Component data from apps and pages:
_____

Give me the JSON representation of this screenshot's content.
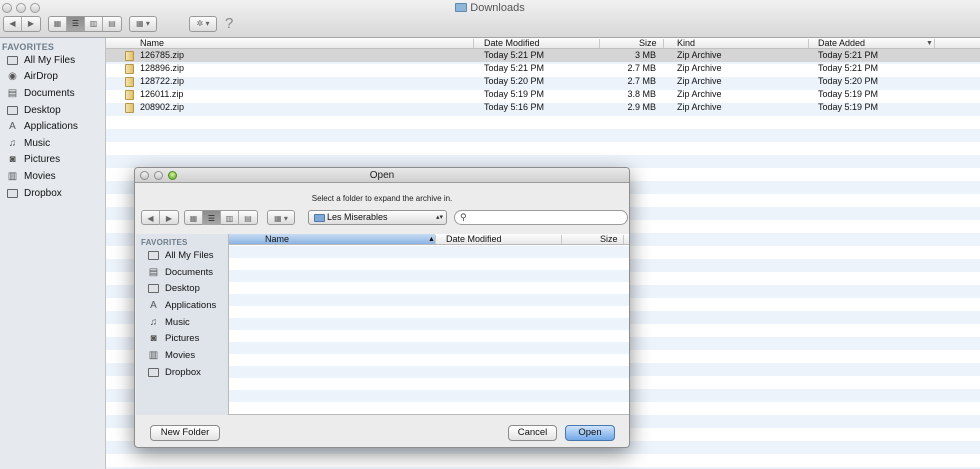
{
  "window": {
    "title": "Downloads"
  },
  "toolbar": {
    "back_glyph": "◀",
    "forward_glyph": "▶",
    "action_glyph": "✲",
    "help_glyph": "?"
  },
  "sidebar": {
    "header": "FAVORITES",
    "items": [
      {
        "label": "All My Files",
        "icon": "all-files-icon"
      },
      {
        "label": "AirDrop",
        "icon": "airdrop-icon"
      },
      {
        "label": "Documents",
        "icon": "documents-icon"
      },
      {
        "label": "Desktop",
        "icon": "desktop-icon"
      },
      {
        "label": "Applications",
        "icon": "applications-icon"
      },
      {
        "label": "Music",
        "icon": "music-icon"
      },
      {
        "label": "Pictures",
        "icon": "pictures-icon"
      },
      {
        "label": "Movies",
        "icon": "movies-icon"
      },
      {
        "label": "Dropbox",
        "icon": "dropbox-folder-icon"
      }
    ]
  },
  "file_list": {
    "columns": {
      "name": "Name",
      "date_modified": "Date Modified",
      "size": "Size",
      "kind": "Kind",
      "date_added": "Date Added"
    },
    "rows": [
      {
        "name": "126785.zip",
        "date_modified": "Today 5:21 PM",
        "size": "3 MB",
        "kind": "Zip Archive",
        "date_added": "Today 5:21 PM"
      },
      {
        "name": "128896.zip",
        "date_modified": "Today 5:21 PM",
        "size": "2.7 MB",
        "kind": "Zip Archive",
        "date_added": "Today 5:21 PM"
      },
      {
        "name": "128722.zip",
        "date_modified": "Today 5:20 PM",
        "size": "2.7 MB",
        "kind": "Zip Archive",
        "date_added": "Today 5:20 PM"
      },
      {
        "name": "126011.zip",
        "date_modified": "Today 5:19 PM",
        "size": "3.8 MB",
        "kind": "Zip Archive",
        "date_added": "Today 5:19 PM"
      },
      {
        "name": "208902.zip",
        "date_modified": "Today 5:16 PM",
        "size": "2.9 MB",
        "kind": "Zip Archive",
        "date_added": "Today 5:19 PM"
      }
    ]
  },
  "dialog": {
    "title": "Open",
    "message": "Select a folder to expand the archive in.",
    "location": "Les Miserables",
    "search_placeholder": "",
    "sidebar": {
      "header": "FAVORITES",
      "items": [
        {
          "label": "All My Files",
          "icon": "all-files-icon"
        },
        {
          "label": "Documents",
          "icon": "documents-icon"
        },
        {
          "label": "Desktop",
          "icon": "desktop-icon"
        },
        {
          "label": "Applications",
          "icon": "applications-icon"
        },
        {
          "label": "Music",
          "icon": "music-icon"
        },
        {
          "label": "Pictures",
          "icon": "pictures-icon"
        },
        {
          "label": "Movies",
          "icon": "movies-icon"
        },
        {
          "label": "Dropbox",
          "icon": "dropbox-folder-icon"
        }
      ]
    },
    "columns": {
      "name": "Name",
      "date_modified": "Date Modified",
      "size": "Size"
    },
    "buttons": {
      "new_folder": "New Folder",
      "cancel": "Cancel",
      "open": "Open"
    }
  }
}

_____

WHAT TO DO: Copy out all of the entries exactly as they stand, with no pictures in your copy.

TASK SOLUTION:
Give me the JSON representation of this screenshot's content.
{
  "window": {
    "title": "Downloads"
  },
  "toolbar": {
    "back_glyph": "◀",
    "forward_glyph": "▶",
    "action_glyph": "✲",
    "help_glyph": "?"
  },
  "sidebar": {
    "header": "FAVORITES",
    "items": [
      {
        "label": "All My Files",
        "icon": "all-files-icon"
      },
      {
        "label": "AirDrop",
        "icon": "airdrop-icon"
      },
      {
        "label": "Documents",
        "icon": "documents-icon"
      },
      {
        "label": "Desktop",
        "icon": "desktop-icon"
      },
      {
        "label": "Applications",
        "icon": "applications-icon"
      },
      {
        "label": "Music",
        "icon": "music-icon"
      },
      {
        "label": "Pictures",
        "icon": "pictures-icon"
      },
      {
        "label": "Movies",
        "icon": "movies-icon"
      },
      {
        "label": "Dropbox",
        "icon": "dropbox-folder-icon"
      }
    ]
  },
  "file_list": {
    "columns": {
      "name": "Name",
      "date_modified": "Date Modified",
      "size": "Size",
      "kind": "Kind",
      "date_added": "Date Added"
    },
    "rows": [
      {
        "name": "126785.zip",
        "date_modified": "Today 5:21 PM",
        "size": "3 MB",
        "kind": "Zip Archive",
        "date_added": "Today 5:21 PM"
      },
      {
        "name": "128896.zip",
        "date_modified": "Today 5:21 PM",
        "size": "2.7 MB",
        "kind": "Zip Archive",
        "date_added": "Today 5:21 PM"
      },
      {
        "name": "128722.zip",
        "date_modified": "Today 5:20 PM",
        "size": "2.7 MB",
        "kind": "Zip Archive",
        "date_added": "Today 5:20 PM"
      },
      {
        "name": "126011.zip",
        "date_modified": "Today 5:19 PM",
        "size": "3.8 MB",
        "kind": "Zip Archive",
        "date_added": "Today 5:19 PM"
      },
      {
        "name": "208902.zip",
        "date_modified": "Today 5:16 PM",
        "size": "2.9 MB",
        "kind": "Zip Archive",
        "date_added": "Today 5:19 PM"
      }
    ]
  },
  "dialog": {
    "title": "Open",
    "message": "Select a folder to expand the archive in.",
    "location": "Les Miserables",
    "search_placeholder": "",
    "sidebar": {
      "header": "FAVORITES",
      "items": [
        {
          "label": "All My Files",
          "icon": "all-files-icon"
        },
        {
          "label": "Documents",
          "icon": "documents-icon"
        },
        {
          "label": "Desktop",
          "icon": "desktop-icon"
        },
        {
          "label": "Applications",
          "icon": "applications-icon"
        },
        {
          "label": "Music",
          "icon": "music-icon"
        },
        {
          "label": "Pictures",
          "icon": "pictures-icon"
        },
        {
          "label": "Movies",
          "icon": "movies-icon"
        },
        {
          "label": "Dropbox",
          "icon": "dropbox-folder-icon"
        }
      ]
    },
    "columns": {
      "name": "Name",
      "date_modified": "Date Modified",
      "size": "Size"
    },
    "buttons": {
      "new_folder": "New Folder",
      "cancel": "Cancel",
      "open": "Open"
    }
  }
}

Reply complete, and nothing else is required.